Naturally, no one mentions how the campaigns of sitting presidents seeking re-election handled these costs in the past. George W. Bush and Barack Obama were called out for similar fiscal “abuses”. Obama used Air Force One to travel with then Presidential candidate Hillary Clinton for a 2016 joint campaign appearance, but a Bush era ethics lawyer had no issues with the arrangement.

It’s an unavoidable problem, Richard Painter said in an interview with ABC News, for presidents who are simultaneously commanders-in-chiefs and the leaders of their respective political parties.

“I don’t think this is controversial,” Painter said. “A president that won’t campaign for his own party isn’t the leader of his own party. If someone claimed that President Bush was abusing taxpayer money to campaign, we would have laughed at that.”

But in the era of Trump this type of reasoned analysis is no longer possible. The narratives build one upon the other in the media’s endless quest to diminish him and marginalize his administration and supporters. His campaign doesn’t reimburse? Of course not, as a businessman he was famous, or so it goes, for refusing to pay contractors what they were owed.  Everybody knows that (because it has been repeated for three years running). He’s lazy because he plays rounds of golf despite working more hours than any president since perhaps Abe Lincoln (never mentioned), and granting more media access than any president ever (not even close).

Authors Gary Marcus and Annie Duke explain how unrelenting fake news perpetuates Trump delusion syndrome in a piece they co-authored for The Wall Street Journal, which lays out how the Left and its compliant media hold the truth hostage so effectively. It is a simple matter of exploiting behavior.

In a world of information overload and distraction wrought by technology and daily life as we know it “we tend to assume that whatever we hear is true.” Admittedly, this is an objectionable generalization but it is not aimed at readers of this blog. It is aimed at the growing sector of society identified by Rush Limbaugh as the “low information voter.”
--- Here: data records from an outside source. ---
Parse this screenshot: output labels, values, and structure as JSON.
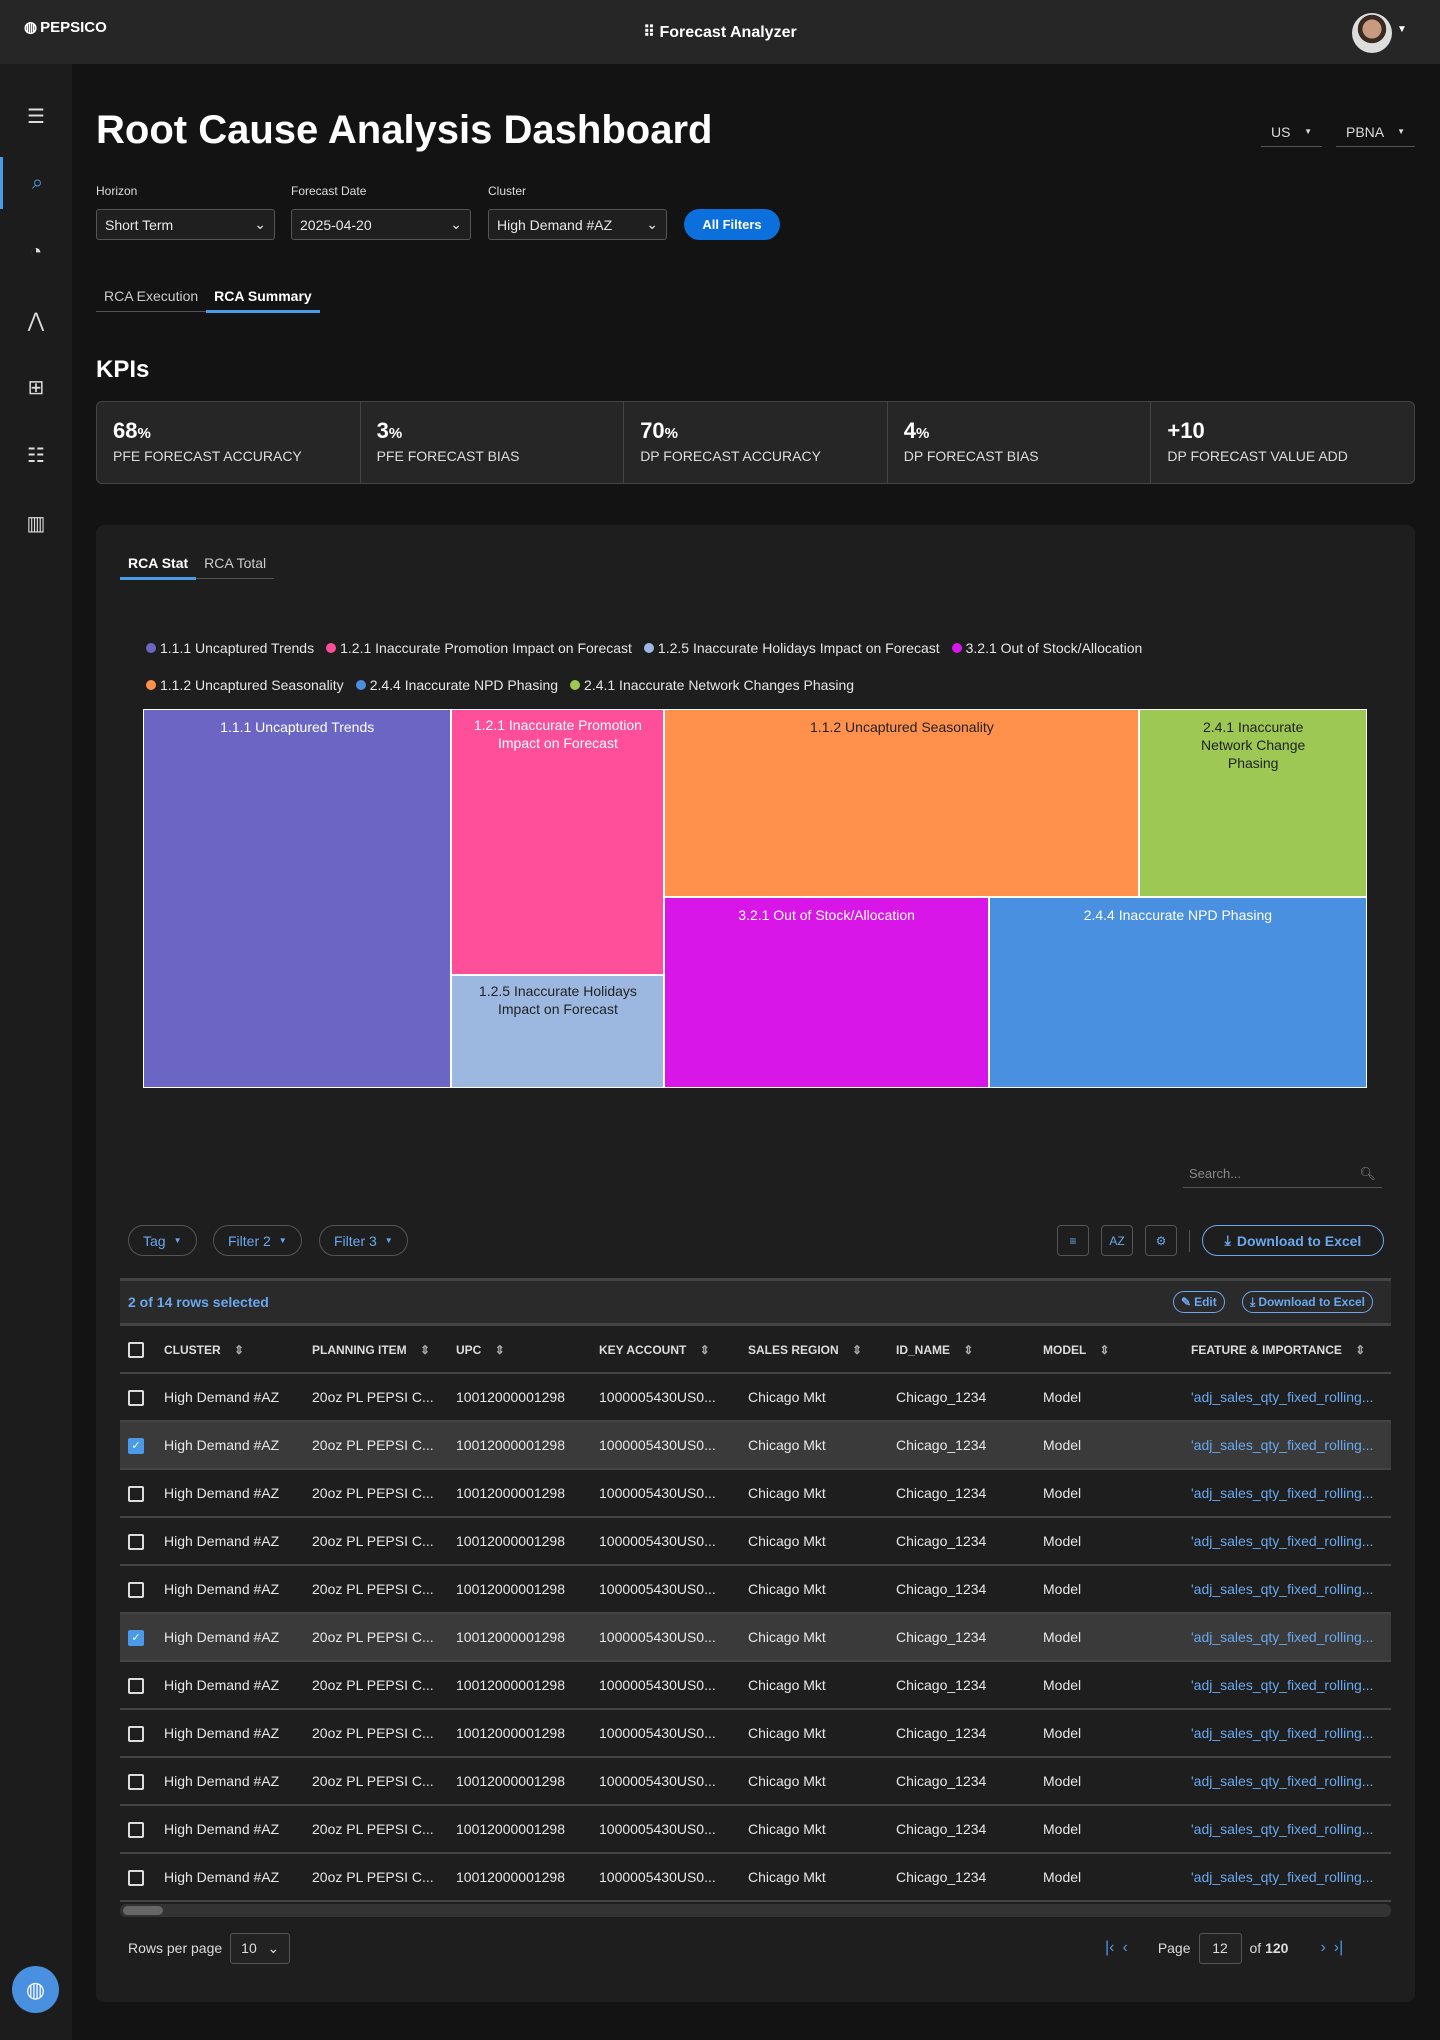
{
  "header": {
    "brand": "PEPSICO",
    "app_title": "Forecast Analyzer"
  },
  "page": {
    "title": "Root Cause Analysis Dashboard",
    "region_select": "US",
    "division_select": "PBNA"
  },
  "filters": [
    {
      "label": "Horizon",
      "value": "Short Term"
    },
    {
      "label": "Forecast Date",
      "value": "2025-04-20"
    },
    {
      "label": "Cluster",
      "value": "High Demand #AZ"
    }
  ],
  "all_filters_label": "All Filters",
  "tabs": [
    "RCA Execution",
    "RCA Summary"
  ],
  "kpi_title": "KPIs",
  "kpis": [
    {
      "value": "68",
      "unit": "%",
      "label": "PFE FORECAST ACCURACY"
    },
    {
      "value": "3",
      "unit": "%",
      "label": "PFE FORECAST BIAS"
    },
    {
      "value": "70",
      "unit": "%",
      "label": "DP FORECAST ACCURACY"
    },
    {
      "value": "4",
      "unit": "%",
      "label": "DP FORECAST BIAS"
    },
    {
      "value": "+10",
      "unit": "",
      "label": "DP FORECAST VALUE ADD"
    }
  ],
  "rca_tabs": [
    "RCA Stat",
    "RCA Total"
  ],
  "chart_data": {
    "type": "treemap",
    "legend": [
      {
        "label": "1.1.1 Uncaptured Trends",
        "color": "#6b66c4"
      },
      {
        "label": "1.2.1 Inaccurate Promotion Impact on Forecast",
        "color": "#ff4f9a"
      },
      {
        "label": "1.2.5 Inaccurate Holidays Impact on Forecast",
        "color": "#9db8e0"
      },
      {
        "label": "3.2.1 Out of Stock/Allocation",
        "color": "#d916e8"
      },
      {
        "label": "1.1.2 Uncaptured Seasonality",
        "color": "#ff914d"
      },
      {
        "label": "2.4.4 Inaccurate NPD Phasing",
        "color": "#4a90e0"
      },
      {
        "label": "2.4.1 Inaccurate Network Changes Phasing",
        "color": "#9dc854"
      }
    ],
    "nodes": [
      {
        "label": "1.1.1 Uncaptured Trends",
        "share": 25.2,
        "color": "#6b66c4"
      },
      {
        "label": "1.2.1 Inaccurate Promotion Impact on Forecast",
        "share": 12.2,
        "color": "#ff4f9a"
      },
      {
        "label": "1.2.5 Inaccurate Holidays Impact on Forecast",
        "share": 5.2,
        "color": "#9db8e0"
      },
      {
        "label": "1.1.2 Uncaptured Seasonality",
        "share": 19.3,
        "color": "#ff914d"
      },
      {
        "label": "2.4.1 Inaccurate Network Change Phasing",
        "share": 9.2,
        "color": "#9dc854"
      },
      {
        "label": "3.2.1 Out of Stock/Allocation",
        "share": 13.3,
        "color": "#d916e8"
      },
      {
        "label": "2.4.4 Inaccurate NPD Phasing",
        "share": 15.6,
        "color": "#4a90e0"
      }
    ]
  },
  "table": {
    "search_placeholder": "Search...",
    "chips": [
      "Tag",
      "Filter 2",
      "Filter 3"
    ],
    "download_label": "Download to Excel",
    "selection_text": "2 of 14 rows selected",
    "edit_label": "Edit",
    "columns": [
      "CLUSTER",
      "PLANNING ITEM",
      "UPC",
      "KEY ACCOUNT",
      "SALES REGION",
      "ID_NAME",
      "MODEL",
      "FEATURE & IMPORTANCE"
    ],
    "rows": [
      {
        "selected": false,
        "cells": [
          "High Demand #AZ",
          "20oz PL PEPSI C...",
          "10012000001298",
          "1000005430US0...",
          "Chicago Mkt",
          "Chicago_1234",
          "Model",
          "'adj_sales_qty_fixed_rolling..."
        ]
      },
      {
        "selected": true,
        "cells": [
          "High Demand #AZ",
          "20oz PL PEPSI C...",
          "10012000001298",
          "1000005430US0...",
          "Chicago Mkt",
          "Chicago_1234",
          "Model",
          "'adj_sales_qty_fixed_rolling..."
        ]
      },
      {
        "selected": false,
        "cells": [
          "High Demand #AZ",
          "20oz PL PEPSI C...",
          "10012000001298",
          "1000005430US0...",
          "Chicago Mkt",
          "Chicago_1234",
          "Model",
          "'adj_sales_qty_fixed_rolling..."
        ]
      },
      {
        "selected": false,
        "cells": [
          "High Demand #AZ",
          "20oz PL PEPSI C...",
          "10012000001298",
          "1000005430US0...",
          "Chicago Mkt",
          "Chicago_1234",
          "Model",
          "'adj_sales_qty_fixed_rolling..."
        ]
      },
      {
        "selected": false,
        "cells": [
          "High Demand #AZ",
          "20oz PL PEPSI C...",
          "10012000001298",
          "1000005430US0...",
          "Chicago Mkt",
          "Chicago_1234",
          "Model",
          "'adj_sales_qty_fixed_rolling..."
        ]
      },
      {
        "selected": true,
        "cells": [
          "High Demand #AZ",
          "20oz PL PEPSI C...",
          "10012000001298",
          "1000005430US0...",
          "Chicago Mkt",
          "Chicago_1234",
          "Model",
          "'adj_sales_qty_fixed_rolling..."
        ]
      },
      {
        "selected": false,
        "cells": [
          "High Demand #AZ",
          "20oz PL PEPSI C...",
          "10012000001298",
          "1000005430US0...",
          "Chicago Mkt",
          "Chicago_1234",
          "Model",
          "'adj_sales_qty_fixed_rolling..."
        ]
      },
      {
        "selected": false,
        "cells": [
          "High Demand #AZ",
          "20oz PL PEPSI C...",
          "10012000001298",
          "1000005430US0...",
          "Chicago Mkt",
          "Chicago_1234",
          "Model",
          "'adj_sales_qty_fixed_rolling..."
        ]
      },
      {
        "selected": false,
        "cells": [
          "High Demand #AZ",
          "20oz PL PEPSI C...",
          "10012000001298",
          "1000005430US0...",
          "Chicago Mkt",
          "Chicago_1234",
          "Model",
          "'adj_sales_qty_fixed_rolling..."
        ]
      },
      {
        "selected": false,
        "cells": [
          "High Demand #AZ",
          "20oz PL PEPSI C...",
          "10012000001298",
          "1000005430US0...",
          "Chicago Mkt",
          "Chicago_1234",
          "Model",
          "'adj_sales_qty_fixed_rolling..."
        ]
      },
      {
        "selected": false,
        "cells": [
          "High Demand #AZ",
          "20oz PL PEPSI C...",
          "10012000001298",
          "1000005430US0...",
          "Chicago Mkt",
          "Chicago_1234",
          "Model",
          "'adj_sales_qty_fixed_rolling..."
        ]
      }
    ]
  },
  "pagination": {
    "rows_per_page_label": "Rows per page",
    "rows_per_page": "10",
    "page_label": "Page",
    "page": "12",
    "of_label": "of",
    "total_pages": "120"
  }
}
The authors site numerous studies that have demonstrated how vulnerable human beings are to being snookered. A 2017 study by faculty at New York University examined around 500,000 social media messages. Subtle words such as “hate”, “destroy” or “blame” accelerate the spread of these messages by 20% per emotional word.

“Fake news tends to avoid nuance or neutral language and frequently adds layers of emotion and moralizing — all of which makes false items spread much faster than the real thing,” Marcus and Duke wrote. They conclude a war can be waged on fake news by teaching “information literacy” across all age groups.

In WSJ August 31 – September 1 editions, the newspaper profiles prolific novelist Salmon Rushdie. His 14th just-published novel is a contemporary version of a 17th-century classic, “Don Quixote”. His motivation for writing it partially draws on the fake news and reality TV phenomena from which almost no one readily escapes.

“We live in a moment in which truth is stranger than fiction,” Rushdie says, “and so the fiction has to decide how strange it needs to be in order to get close to the truth.”

This week’s fictional thread, which inevitably will work its way back to the Trump White House, is that Hurricane Dorian is another in a series of monster storms delivering “unprecedented” fury.

“The truth is that the storms that are hitting the Caribbean with this intense magnitude are historic, unprecedented, and these storms are manmade storms,” contends Emory University Prof. Tiphanie Yanique in a televised interview with the independent news hour Democracy Now.

The guest and her interviewer, both clearly in lockstep with the climate change narrative, failed to address a well documented chronology of Category 5 hurricanes. The first Cat 5 hurricane in the Atlantic Basin was recorded in 1924, according to the National Oceanic and Atmospheric Administration (NOAA), followed by 34 more through this year. Only four have hit the United States as a Cat 5 across 95 years.

Now, test your information literacy as you read this concluding sentence: The most intense Cat 5 hurricane to make U.S. landfall hit the Florida Keys on Labor Day 1935. President Roosevelt was blamed, along with climate change.